### Assigned task
Repeat every record below exactly as it appears.

### Data to use
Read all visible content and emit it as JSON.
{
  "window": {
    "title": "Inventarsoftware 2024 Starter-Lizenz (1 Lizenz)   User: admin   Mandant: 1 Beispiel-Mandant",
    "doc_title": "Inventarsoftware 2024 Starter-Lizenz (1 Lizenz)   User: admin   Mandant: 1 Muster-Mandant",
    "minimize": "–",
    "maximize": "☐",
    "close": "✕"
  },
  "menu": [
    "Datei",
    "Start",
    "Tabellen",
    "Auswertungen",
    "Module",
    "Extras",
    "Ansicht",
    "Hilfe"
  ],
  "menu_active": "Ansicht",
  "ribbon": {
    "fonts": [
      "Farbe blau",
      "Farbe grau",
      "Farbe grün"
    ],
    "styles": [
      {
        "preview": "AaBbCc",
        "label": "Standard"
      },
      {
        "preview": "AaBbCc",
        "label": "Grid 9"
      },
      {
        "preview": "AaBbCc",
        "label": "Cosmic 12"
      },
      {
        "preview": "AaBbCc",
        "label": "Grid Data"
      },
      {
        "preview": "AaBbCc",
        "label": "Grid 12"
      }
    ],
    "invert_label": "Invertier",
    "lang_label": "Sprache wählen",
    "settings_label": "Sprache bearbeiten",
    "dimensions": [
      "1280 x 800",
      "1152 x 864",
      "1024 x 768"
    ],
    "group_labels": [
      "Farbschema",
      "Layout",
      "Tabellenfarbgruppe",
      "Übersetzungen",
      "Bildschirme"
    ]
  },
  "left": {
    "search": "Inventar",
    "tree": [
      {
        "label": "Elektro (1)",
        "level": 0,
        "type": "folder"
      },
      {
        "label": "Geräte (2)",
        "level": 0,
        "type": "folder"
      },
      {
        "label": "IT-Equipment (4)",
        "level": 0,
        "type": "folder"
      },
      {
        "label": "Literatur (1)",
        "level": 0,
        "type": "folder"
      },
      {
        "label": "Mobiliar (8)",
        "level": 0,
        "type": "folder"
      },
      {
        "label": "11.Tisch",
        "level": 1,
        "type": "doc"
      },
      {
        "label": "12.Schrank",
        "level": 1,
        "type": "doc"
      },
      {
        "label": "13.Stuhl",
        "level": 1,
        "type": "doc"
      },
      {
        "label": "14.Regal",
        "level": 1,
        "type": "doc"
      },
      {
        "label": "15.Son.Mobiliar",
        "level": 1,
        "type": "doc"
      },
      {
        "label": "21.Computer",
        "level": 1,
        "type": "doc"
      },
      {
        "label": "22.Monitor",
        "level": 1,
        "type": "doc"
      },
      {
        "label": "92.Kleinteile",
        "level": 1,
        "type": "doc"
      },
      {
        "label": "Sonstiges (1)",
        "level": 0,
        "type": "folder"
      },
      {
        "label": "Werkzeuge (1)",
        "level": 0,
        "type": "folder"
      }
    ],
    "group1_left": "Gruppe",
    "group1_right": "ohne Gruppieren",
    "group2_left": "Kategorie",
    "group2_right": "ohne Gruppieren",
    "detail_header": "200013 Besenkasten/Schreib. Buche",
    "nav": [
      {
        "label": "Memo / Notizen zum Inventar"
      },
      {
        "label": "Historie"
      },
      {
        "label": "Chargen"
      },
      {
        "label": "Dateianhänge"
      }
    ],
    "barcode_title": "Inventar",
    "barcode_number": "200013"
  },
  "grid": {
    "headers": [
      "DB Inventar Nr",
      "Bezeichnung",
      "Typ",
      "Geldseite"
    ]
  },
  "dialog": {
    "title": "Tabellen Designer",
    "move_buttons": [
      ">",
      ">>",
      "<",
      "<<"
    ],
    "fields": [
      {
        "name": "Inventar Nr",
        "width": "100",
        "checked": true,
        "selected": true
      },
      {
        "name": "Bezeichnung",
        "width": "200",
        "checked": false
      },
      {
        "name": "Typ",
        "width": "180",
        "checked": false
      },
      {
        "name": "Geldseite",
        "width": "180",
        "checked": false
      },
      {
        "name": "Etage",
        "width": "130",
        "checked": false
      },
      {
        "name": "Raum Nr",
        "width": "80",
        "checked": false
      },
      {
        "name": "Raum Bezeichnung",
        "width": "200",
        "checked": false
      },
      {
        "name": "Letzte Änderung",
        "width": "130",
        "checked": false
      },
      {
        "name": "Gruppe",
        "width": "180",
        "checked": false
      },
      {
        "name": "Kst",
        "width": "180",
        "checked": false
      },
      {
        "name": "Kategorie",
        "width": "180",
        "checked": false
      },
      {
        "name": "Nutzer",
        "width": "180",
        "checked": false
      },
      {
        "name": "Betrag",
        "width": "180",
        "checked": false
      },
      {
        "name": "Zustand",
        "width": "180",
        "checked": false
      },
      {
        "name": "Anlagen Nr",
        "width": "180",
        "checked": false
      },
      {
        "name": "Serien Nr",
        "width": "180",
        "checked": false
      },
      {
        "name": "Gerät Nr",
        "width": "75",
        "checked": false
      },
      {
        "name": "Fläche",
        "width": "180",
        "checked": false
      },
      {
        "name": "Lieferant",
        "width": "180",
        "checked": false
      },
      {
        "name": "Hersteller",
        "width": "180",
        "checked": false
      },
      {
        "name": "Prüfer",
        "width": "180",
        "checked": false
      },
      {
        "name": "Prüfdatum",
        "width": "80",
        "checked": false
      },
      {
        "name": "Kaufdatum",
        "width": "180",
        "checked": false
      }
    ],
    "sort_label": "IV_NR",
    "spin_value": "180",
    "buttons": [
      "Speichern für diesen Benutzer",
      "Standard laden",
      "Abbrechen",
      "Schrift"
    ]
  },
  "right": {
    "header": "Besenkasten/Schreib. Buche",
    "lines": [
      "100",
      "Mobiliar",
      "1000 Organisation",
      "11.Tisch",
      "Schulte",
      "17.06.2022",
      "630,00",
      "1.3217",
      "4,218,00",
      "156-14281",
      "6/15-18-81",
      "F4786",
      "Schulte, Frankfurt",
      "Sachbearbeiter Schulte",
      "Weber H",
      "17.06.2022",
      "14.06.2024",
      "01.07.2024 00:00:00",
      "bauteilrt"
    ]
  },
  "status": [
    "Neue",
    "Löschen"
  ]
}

### Answer for the task
Read all visible content and emit it as JSON.
{
  "window": {
    "title": "Inventarsoftware 2024 Starter-Lizenz (1 Lizenz)   User: admin   Mandant: 1 Beispiel-Mandant",
    "doc_title": "Inventarsoftware 2024 Starter-Lizenz (1 Lizenz)   User: admin   Mandant: 1 Muster-Mandant",
    "minimize": "–",
    "maximize": "☐",
    "close": "✕"
  },
  "menu": [
    "Datei",
    "Start",
    "Tabellen",
    "Auswertungen",
    "Module",
    "Extras",
    "Ansicht",
    "Hilfe"
  ],
  "menu_active": "Ansicht",
  "ribbon": {
    "fonts": [
      "Farbe blau",
      "Farbe grau",
      "Farbe grün"
    ],
    "styles": [
      {
        "preview": "AaBbCc",
        "label": "Standard"
      },
      {
        "preview": "AaBbCc",
        "label": "Grid 9"
      },
      {
        "preview": "AaBbCc",
        "label": "Cosmic 12"
      },
      {
        "preview": "AaBbCc",
        "label": "Grid Data"
      },
      {
        "preview": "AaBbCc",
        "label": "Grid 12"
      }
    ],
    "invert_label": "Invertier",
    "lang_label": "Sprache wählen",
    "settings_label": "Sprache bearbeiten",
    "dimensions": [
      "1280 x 800",
      "1152 x 864",
      "1024 x 768"
    ],
    "group_labels": [
      "Farbschema",
      "Layout",
      "Tabellenfarbgruppe",
      "Übersetzungen",
      "Bildschirme"
    ]
  },
  "left": {
    "search": "Inventar",
    "tree": [
      {
        "label": "Elektro (1)",
        "level": 0,
        "type": "folder"
      },
      {
        "label": "Geräte (2)",
        "level": 0,
        "type": "folder"
      },
      {
        "label": "IT-Equipment (4)",
        "level": 0,
        "type": "folder"
      },
      {
        "label": "Literatur (1)",
        "level": 0,
        "type": "folder"
      },
      {
        "label": "Mobiliar (8)",
        "level": 0,
        "type": "folder"
      },
      {
        "label": "11.Tisch",
        "level": 1,
        "type": "doc"
      },
      {
        "label": "12.Schrank",
        "level": 1,
        "type": "doc"
      },
      {
        "label": "13.Stuhl",
        "level": 1,
        "type": "doc"
      },
      {
        "label": "14.Regal",
        "level": 1,
        "type": "doc"
      },
      {
        "label": "15.Son.Mobiliar",
        "level": 1,
        "type": "doc"
      },
      {
        "label": "21.Computer",
        "level": 1,
        "type": "doc"
      },
      {
        "label": "22.Monitor",
        "level": 1,
        "type": "doc"
      },
      {
        "label": "92.Kleinteile",
        "level": 1,
        "type": "doc"
      },
      {
        "label": "Sonstiges (1)",
        "level": 0,
        "type": "folder"
      },
      {
        "label": "Werkzeuge (1)",
        "level": 0,
        "type": "folder"
      }
    ],
    "group1_left": "Gruppe",
    "group1_right": "ohne Gruppieren",
    "group2_left": "Kategorie",
    "group2_right": "ohne Gruppieren",
    "detail_header": "200013 Besenkasten/Schreib. Buche",
    "nav": [
      {
        "label": "Memo / Notizen zum Inventar"
      },
      {
        "label": "Historie"
      },
      {
        "label": "Chargen"
      },
      {
        "label": "Dateianhänge"
      }
    ],
    "barcode_title": "Inventar",
    "barcode_number": "200013"
  },
  "grid": {
    "headers": [
      "DB Inventar Nr",
      "Bezeichnung",
      "Typ",
      "Geldseite"
    ]
  },
  "dialog": {
    "title": "Tabellen Designer",
    "move_buttons": [
      ">",
      ">>",
      "<",
      "<<"
    ],
    "fields": [
      {
        "name": "Inventar Nr",
        "width": "100",
        "checked": true,
        "selected": true
      },
      {
        "name": "Bezeichnung",
        "width": "200",
        "checked": false
      },
      {
        "name": "Typ",
        "width": "180",
        "checked": false
      },
      {
        "name": "Geldseite",
        "width": "180",
        "checked": false
      },
      {
        "name": "Etage",
        "width": "130",
        "checked": false
      },
      {
        "name": "Raum Nr",
        "width": "80",
        "checked": false
      },
      {
        "name": "Raum Bezeichnung",
        "width": "200",
        "checked": false
      },
      {
        "name": "Letzte Änderung",
        "width": "130",
        "checked": false
      },
      {
        "name": "Gruppe",
        "width": "180",
        "checked": false
      },
      {
        "name": "Kst",
        "width": "180",
        "checked": false
      },
      {
        "name": "Kategorie",
        "width": "180",
        "checked": false
      },
      {
        "name": "Nutzer",
        "width": "180",
        "checked": false
      },
      {
        "name": "Betrag",
        "width": "180",
        "checked": false
      },
      {
        "name": "Zustand",
        "width": "180",
        "checked": false
      },
      {
        "name": "Anlagen Nr",
        "width": "180",
        "checked": false
      },
      {
        "name": "Serien Nr",
        "width": "180",
        "checked": false
      },
      {
        "name": "Gerät Nr",
        "width": "75",
        "checked": false
      },
      {
        "name": "Fläche",
        "width": "180",
        "checked": false
      },
      {
        "name": "Lieferant",
        "width": "180",
        "checked": false
      },
      {
        "name": "Hersteller",
        "width": "180",
        "checked": false
      },
      {
        "name": "Prüfer",
        "width": "180",
        "checked": false
      },
      {
        "name": "Prüfdatum",
        "width": "80",
        "checked": false
      },
      {
        "name": "Kaufdatum",
        "width": "180",
        "checked": false
      }
    ],
    "sort_label": "IV_NR",
    "spin_value": "180",
    "buttons": [
      "Speichern für diesen Benutzer",
      "Standard laden",
      "Abbrechen",
      "Schrift"
    ]
  },
  "right": {
    "header": "Besenkasten/Schreib. Buche",
    "lines": [
      "100",
      "Mobiliar",
      "1000 Organisation",
      "11.Tisch",
      "Schulte",
      "17.06.2022",
      "630,00",
      "1.3217",
      "4,218,00",
      "156-14281",
      "6/15-18-81",
      "F4786",
      "Schulte, Frankfurt",
      "Sachbearbeiter Schulte",
      "Weber H",
      "17.06.2022",
      "14.06.2024",
      "01.07.2024 00:00:00",
      "bauteilrt"
    ]
  },
  "status": [
    "Neue",
    "Löschen"
  ]
}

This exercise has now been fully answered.